When we talk about software testing, most of the time it’s about testing the application code in order to guarantee it safeties our defined code quality metrics and functional/business requirements.
The same concepts like Unit Testing or Integration Testing can also be applied for infrastructure related code.
Testing VMs and Bare metal systems can be complex and very time and resource consuming, but with containers that process is much easier.
Next, I will present some tools that you can use to ensure the quality of your Docker images.
Hadolint is a linter for Dockerfiles.
It can be used to ensure that you Dockerfile doesn’t contain structural errors and follows the official best practices.
It also uses ShellCheck under the hood, which is a static analysis tool for shell scripts, to validate the shell code present in your Dockerfile “RUN” instructions, which is pretty neat.

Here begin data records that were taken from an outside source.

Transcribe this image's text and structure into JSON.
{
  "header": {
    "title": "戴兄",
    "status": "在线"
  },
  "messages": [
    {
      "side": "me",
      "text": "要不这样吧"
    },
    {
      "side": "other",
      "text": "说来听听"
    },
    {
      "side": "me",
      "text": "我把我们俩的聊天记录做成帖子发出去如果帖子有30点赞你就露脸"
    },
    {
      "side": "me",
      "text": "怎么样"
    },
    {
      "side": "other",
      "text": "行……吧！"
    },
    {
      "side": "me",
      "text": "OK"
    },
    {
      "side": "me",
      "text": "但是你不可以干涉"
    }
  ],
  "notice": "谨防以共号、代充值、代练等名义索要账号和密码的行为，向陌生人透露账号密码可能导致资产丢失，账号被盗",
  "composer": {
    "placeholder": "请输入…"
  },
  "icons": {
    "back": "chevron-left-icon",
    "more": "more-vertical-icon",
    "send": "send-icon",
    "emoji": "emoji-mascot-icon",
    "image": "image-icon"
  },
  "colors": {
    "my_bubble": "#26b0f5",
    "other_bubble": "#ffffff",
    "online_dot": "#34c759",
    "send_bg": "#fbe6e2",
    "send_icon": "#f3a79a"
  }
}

Having a well written Dockerfile is the first step to a quality Image.
Container Structure Test
Container structure test is a tool developed by Google to validate the structure of your image. It can be seen as a Unit Test framework for containers.

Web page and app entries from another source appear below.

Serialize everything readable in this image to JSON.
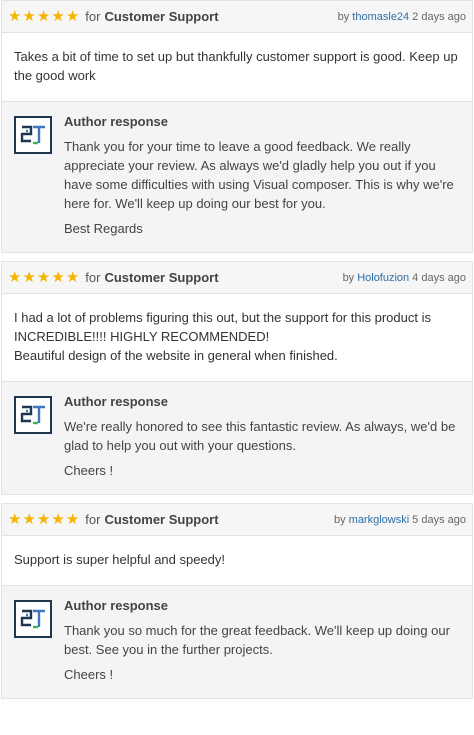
{
  "reviews": [
    {
      "stars": 5,
      "for_label": "for",
      "category": "Customer Support",
      "by_label": "by",
      "author": "thomasle24",
      "date": "2 days ago",
      "body": [
        "Takes a bit of time to set up but thankfully customer support is good. Keep up the good work"
      ],
      "response": {
        "title": "Author response",
        "text": "Thank you for your time to leave a good feedback. We really appreciate your review. As always we'd gladly help you out if you have some difficulties with using Visual composer. This is why we're here for. We'll keep up doing our best for you.",
        "sign": "Best Regards"
      }
    },
    {
      "stars": 5,
      "for_label": "for",
      "category": "Customer Support",
      "by_label": "by",
      "author": "Holofuzion",
      "date": "4 days ago",
      "body": [
        "I had a lot of problems figuring this out, but the support for this product is INCREDIBLE!!!! HIGHLY RECOMMENDED!",
        "Beautiful design of the website in general when finished."
      ],
      "response": {
        "title": "Author response",
        "text": "We're really honored to see this fantastic review. As always, we'd be glad to help you out with your questions.",
        "sign": "Cheers !"
      }
    },
    {
      "stars": 5,
      "for_label": "for",
      "category": "Customer Support",
      "by_label": "by",
      "author": "markglowski",
      "date": "5 days ago",
      "body": [
        "Support is super helpful and speedy!"
      ],
      "response": {
        "title": "Author response",
        "text": "Thank you so much for the great feedback. We'll keep up doing our best. See you in the further projects.",
        "sign": "Cheers !"
      }
    }
  ],
  "icons": {
    "star": "star-icon",
    "logo": "author-logo-icon"
  },
  "colors": {
    "star": "#f4b400",
    "author_link": "#2d6da3",
    "logo_dark": "#1f3550",
    "logo_blue": "#3a78c2",
    "logo_green": "#3bb54a"
  }
}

These tests can be used to check the output of commands in an image, as well as verify metadata and contents of the filesystem.
You define your tests in a YAML file and then run the tool against an existing image locally or it some registry.
A simple metadata test, that checks the existing of environment variables, labels, ports and other can be defined as such:
metadataTest: env: - key: foo value: baz labels: - key: 'com.example.vendor' value: 'ACME Incorporated' exposedPorts: ["8080", "2345"] volumes: ["/test"] entrypoint:  cmd: ["/bin/bash"] workdir: "/app"
Goss and DGoss
Goss is another YAML based tool for validating a server’s configuration. It’s built in Go and can be used to test all kinds of systems from Virtual Machines to containers. Dgoss its a wrapper that facilitates the usage of Goss with containers.
Here is an example of a test definition using Goss:
port: tcp:22: listening: true ip: - 0.0.0.0 tcp6:22: listening: true ip: - '::' service: sshd: enabled: true running: true user: sshd: exists: true uid: 74 gid: 74 groups: - sshd home: /var/empty/sshd shell: /sbin/nologin group: sshd: exists: true gid: 74 process: sshd: running: true
As you can see its really simple to understand.
It is very similar to “Container structure test” but with a bigger set of functions that allow you to verify stuff like services, users, packages, groups, and even HTTP endpoints. You can probably do that by writing your own commands, using Container Structure test, but goss provides these out of the box.
I think both are good options. I haven’t tried Goss yet in practice. Experiment and see what you like more ;)
One of the popular tools to test infrastructure code is Kitchen CI.
Kitchen provides a test harness to execute infrastructure code on one or more platforms in isolation.
A driver plugin architecture is used to run code on various cloud providers and virtualization technologies such as Vagrant, Amazon EC2, and Docker.
It’s Ruby based and a lot more complex than Goss or Structure Test. It also requires many more dependencies. Nevertheless its a very powerful tool that you might want to check out.
Security Testing with Clair
A very important aspect that sometimes is forgotten when working with containers is security. Docker images still have an OS like Ubuntu or Alpine under the hood which might have software packages with known security vulnerabilities that need to be monitored and patched.
Clair is an open source project that helps to find these vulnerabilities in your docker images.
It contains a database that is updated at regular intervals so it can find the most recently discovered issues.
You can easily integrate it into your CI Pipeline to be notified on any vulnerability.
Recently I also discovered Anchore which is very similar but that besides its open source solution also provides an Enterprise solution with Dashboards and other things.
Keep your image sizes in control with Dive
Having small and optimized images is very important in order to have faster builds.
Dive is a very cool tool that allows you to explore a docker image, see its layers contents, and more.
It can help a lot to understand how your image layers are organized and find ways to shrink the size of your final image.
Even cooler, is that you can run it on your CI system and configure it to fail the build based on some metrics related to the size of the image.
Testing your infrastructure code besides your application code is very important to avoid unexpected problems.
In more traditional systems it´s not always easy and it can have a high cost in terms of time and resources.
With Docker and these tools, it’s really simple and fast to implement some basic tests to guarantee that the required packages are installed, the specified ports are listening and the needed services are running.
Having these tests can give you extra confidence that the system as a whole will work as expected.
Do you know any other cool tool that I haven’t mentioned in the article? Feel free to share.
Thanks for reading.